retail news in context, analysis with attitude

by Kevin Coupe

I'm not entirely sure what the business lesson is here, but this is a fascinating story that reflects an extraordinary shift in behavior: The New York Times reports that "for the first time over a half century, more people in the United States are dying at home than in hospitals, a remarkable turnabout in Americans’ view of a so-called 'good death'."

And, the story points out, "About 45 percent of older people have completed advance directives, which often specify that doctors should not take extreme measures to prolong life. And hospice care, usually delivered at home, is more available than ever before. Some 1.49 million Medicare beneficiaries received hospice care in 2017, a 4.5 percent increase from 2016, according to the National Hospice and Palliative Care Organization."

This may, in fact, be a reflection of how a self-care movement evolves out of frustrations with the health care apparatus in America. And while I'm pretty sure that the vast majority of retailers won't be putting in "death sections" anytime soon, this trend - and the broader social, cultural and even commercial implications - is something of which retailers must be aware.

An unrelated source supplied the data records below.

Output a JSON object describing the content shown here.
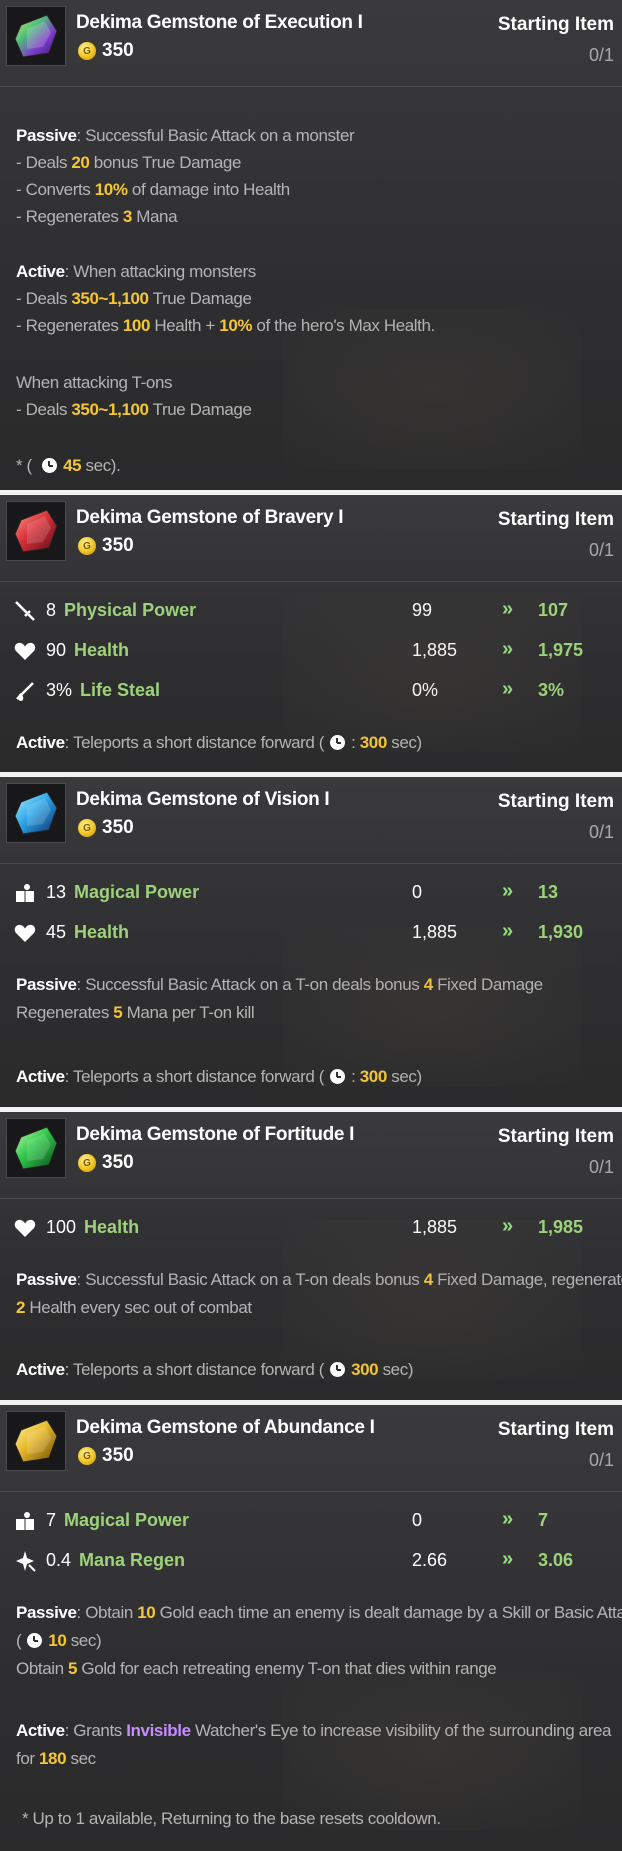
{
  "cards": [
    {
      "name": "Dekima Gemstone of Execution I",
      "price": "350",
      "tag": "Starting Item",
      "count": "0/1",
      "gem_color": "#7c3cc8",
      "passive_label": "Passive",
      "passive_text": ": Successful Basic Attack on a monster",
      "passive_lines": [
        {
          "pre": "- Deals ",
          "val": "20",
          "post": " bonus True Damage"
        },
        {
          "pre": "- Converts ",
          "val": "10%",
          "post": " of damage into Health"
        },
        {
          "pre": "- Regenerates ",
          "val": "3",
          "post": " Mana"
        }
      ],
      "active_label": "Active",
      "active_text": ": When attacking monsters",
      "active_lines": [
        {
          "pre": "- Deals ",
          "val": "350~1,100",
          "post": " True Damage"
        },
        {
          "pre": "- Regenerates ",
          "val": "100",
          "mid": " Health + ",
          "val2": "10%",
          "post": " of the hero's Max Health."
        }
      ],
      "tons_heading": "When attacking T-ons",
      "tons_line": {
        "pre": "- Deals ",
        "val": "350~1,100",
        "post": " True Damage"
      },
      "cooldown": {
        "pre": "* ( ",
        "val": "45",
        "post": " sec)."
      }
    },
    {
      "name": "Dekima Gemstone of Bravery I",
      "price": "350",
      "tag": "Starting Item",
      "count": "0/1",
      "gem_color": "#d8323a",
      "stats": [
        {
          "icon": "sword-icon",
          "amount": "8",
          "name": "Physical Power",
          "old": "99",
          "arrow": "»",
          "new": "107"
        },
        {
          "icon": "heart-icon",
          "amount": "90",
          "name": "Health",
          "old": "1,885",
          "arrow": "»",
          "new": "1,975"
        },
        {
          "icon": "life-steal-icon",
          "amount": "3%",
          "name": "Life Steal",
          "old": "0%",
          "arrow": "»",
          "new": "3%"
        }
      ],
      "active_label": "Active",
      "active_text": ": Teleports a short distance forward (",
      "active_cd_sep": ":",
      "active_cd": "300",
      "active_cd_post": " sec)"
    },
    {
      "name": "Dekima Gemstone of Vision I",
      "price": "350",
      "tag": "Starting Item",
      "count": "0/1",
      "gem_color": "#2fa8e8",
      "stats": [
        {
          "icon": "book-icon",
          "amount": "13",
          "name": "Magical Power",
          "old": "0",
          "arrow": "»",
          "new": "13"
        },
        {
          "icon": "heart-icon",
          "amount": "45",
          "name": "Health",
          "old": "1,885",
          "arrow": "»",
          "new": "1,930"
        }
      ],
      "passive_label": "Passive",
      "passive_pre": ": Successful Basic Attack on a T-on deals bonus ",
      "passive_val": "4",
      "passive_post": " Fixed Damage",
      "passive2_pre": "Regenerates ",
      "passive2_val": "5",
      "passive2_post": " Mana per T-on kill",
      "active_label": "Active",
      "active_text": ": Teleports a short distance forward (",
      "active_cd_sep": ":",
      "active_cd": "300",
      "active_cd_post": " sec)"
    },
    {
      "name": "Dekima Gemstone of Fortitude I",
      "price": "350",
      "tag": "Starting Item",
      "count": "0/1",
      "gem_color": "#2fc84a",
      "stats": [
        {
          "icon": "heart-icon",
          "amount": "100",
          "name": "Health",
          "old": "1,885",
          "arrow": "»",
          "new": "1,985"
        }
      ],
      "passive_label": "Passive",
      "passive_pre": ": Successful Basic Attack on a T-on deals bonus ",
      "passive_val": "4",
      "passive_post": " Fixed Damage, regenerates",
      "passive2_val": "2",
      "passive2_post": " Health every sec out of combat",
      "active_label": "Active",
      "active_text": ": Teleports a short distance forward (",
      "active_cd": "300",
      "active_cd_post": " sec)"
    },
    {
      "name": "Dekima Gemstone of Abundance I",
      "price": "350",
      "tag": "Starting Item",
      "count": "0/1",
      "gem_color": "#e8b82a",
      "stats": [
        {
          "icon": "book-icon",
          "amount": "7",
          "name": "Magical Power",
          "old": "0",
          "arrow": "»",
          "new": "7"
        },
        {
          "icon": "mana-regen-icon",
          "amount": "0.4",
          "name": "Mana Regen",
          "old": "2.66",
          "arrow": "»",
          "new": "3.06"
        }
      ],
      "passive_label": "Passive",
      "passive_pre": ": Obtain ",
      "passive_val": "10",
      "passive_post": " Gold each time an enemy is dealt damage by a Skill or Basic Attack",
      "passive_cd_pre": "(",
      "passive_cd": "10",
      "passive_cd_post": " sec)",
      "passive3_pre": "Obtain ",
      "passive3_val": "5",
      "passive3_post": " Gold for each retreating enemy T-on that dies within range",
      "active_label": "Active",
      "active_pre": ": Grants ",
      "active_inv": "Invisible",
      "active_post": " Watcher's Eye to increase visibility of the surrounding area",
      "active2_pre": "for ",
      "active2_val": "180",
      "active2_post": " sec",
      "footnote": "* Up to 1 available, Returning to the base resets cooldown."
    }
  ]
}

It is about exercising as much control as possible, even over the parts of our lives over which we actually have very little control.

And it is an Eye-Opener.
KC's View: